(Dataset items)
*** Block opens ***
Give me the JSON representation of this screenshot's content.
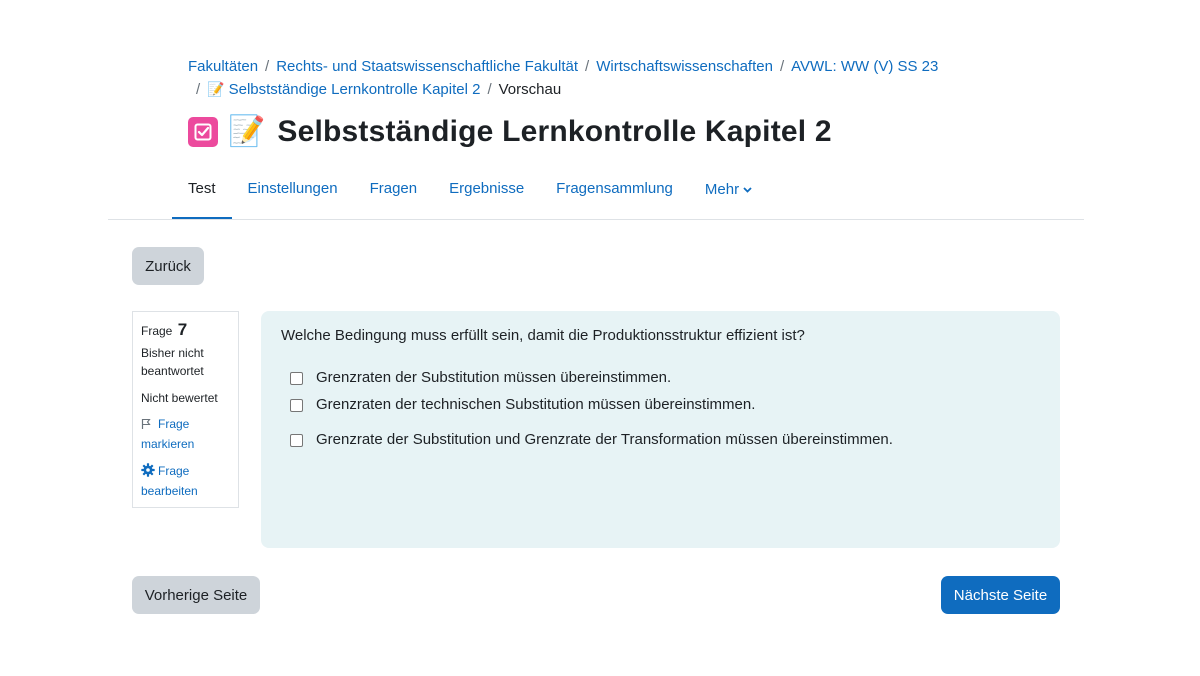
{
  "breadcrumb": {
    "items": [
      "Fakultäten",
      "Rechts- und Staatswissenschaftliche Fakultät",
      "Wirtschaftswissenschaften",
      "AVWL: WW (V) SS 23",
      "Selbstständige Lernkontrolle Kapitel 2"
    ],
    "current": "Vorschau",
    "separator": "/"
  },
  "page": {
    "title": "Selbstständige Lernkontrolle Kapitel 2",
    "module_icon": "quiz-checkbox-icon",
    "title_emoji": "📝"
  },
  "tabs": [
    {
      "label": "Test",
      "active": true
    },
    {
      "label": "Einstellungen",
      "active": false
    },
    {
      "label": "Fragen",
      "active": false
    },
    {
      "label": "Ergebnisse",
      "active": false
    },
    {
      "label": "Fragensammlung",
      "active": false
    },
    {
      "label": "Mehr",
      "active": false
    }
  ],
  "buttons": {
    "back": "Zurück",
    "previous": "Vorherige Seite",
    "next": "Nächste Seite"
  },
  "question_info": {
    "label": "Frage",
    "number": "7",
    "state": "Bisher nicht beantwortet",
    "grade": "Nicht bewertet",
    "flag_label": "Frage markieren",
    "edit_label": "Frage bearbeiten"
  },
  "question": {
    "text": "Welche Bedingung muss erfüllt sein, damit die Produktionsstruktur effizient ist?",
    "answers": [
      "Grenzraten der Substitution müssen übereinstimmen.",
      "Grenzraten der technischen Substitution müssen übereinstimmen.",
      "Grenzrate der Substitution und Grenzrate der Transformation müssen übereinstimmen."
    ]
  },
  "colors": {
    "link": "#0f6cbf",
    "module_icon_bg": "#ec4a9d",
    "question_bg": "#e7f3f5",
    "secondary_button": "#ced4da",
    "primary_button": "#0f6cbf"
  }
}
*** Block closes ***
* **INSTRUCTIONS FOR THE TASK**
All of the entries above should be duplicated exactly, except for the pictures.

* **FINAL ANSWER**
Give me the JSON representation of this screenshot's content.
{
  "breadcrumb": {
    "items": [
      "Fakultäten",
      "Rechts- und Staatswissenschaftliche Fakultät",
      "Wirtschaftswissenschaften",
      "AVWL: WW (V) SS 23",
      "Selbstständige Lernkontrolle Kapitel 2"
    ],
    "current": "Vorschau",
    "separator": "/"
  },
  "page": {
    "title": "Selbstständige Lernkontrolle Kapitel 2",
    "module_icon": "quiz-checkbox-icon",
    "title_emoji": "📝"
  },
  "tabs": [
    {
      "label": "Test",
      "active": true
    },
    {
      "label": "Einstellungen",
      "active": false
    },
    {
      "label": "Fragen",
      "active": false
    },
    {
      "label": "Ergebnisse",
      "active": false
    },
    {
      "label": "Fragensammlung",
      "active": false
    },
    {
      "label": "Mehr",
      "active": false
    }
  ],
  "buttons": {
    "back": "Zurück",
    "previous": "Vorherige Seite",
    "next": "Nächste Seite"
  },
  "question_info": {
    "label": "Frage",
    "number": "7",
    "state": "Bisher nicht beantwortet",
    "grade": "Nicht bewertet",
    "flag_label": "Frage markieren",
    "edit_label": "Frage bearbeiten"
  },
  "question": {
    "text": "Welche Bedingung muss erfüllt sein, damit die Produktionsstruktur effizient ist?",
    "answers": [
      "Grenzraten der Substitution müssen übereinstimmen.",
      "Grenzraten der technischen Substitution müssen übereinstimmen.",
      "Grenzrate der Substitution und Grenzrate der Transformation müssen übereinstimmen."
    ]
  },
  "colors": {
    "link": "#0f6cbf",
    "module_icon_bg": "#ec4a9d",
    "question_bg": "#e7f3f5",
    "secondary_button": "#ced4da",
    "primary_button": "#0f6cbf"
  }
}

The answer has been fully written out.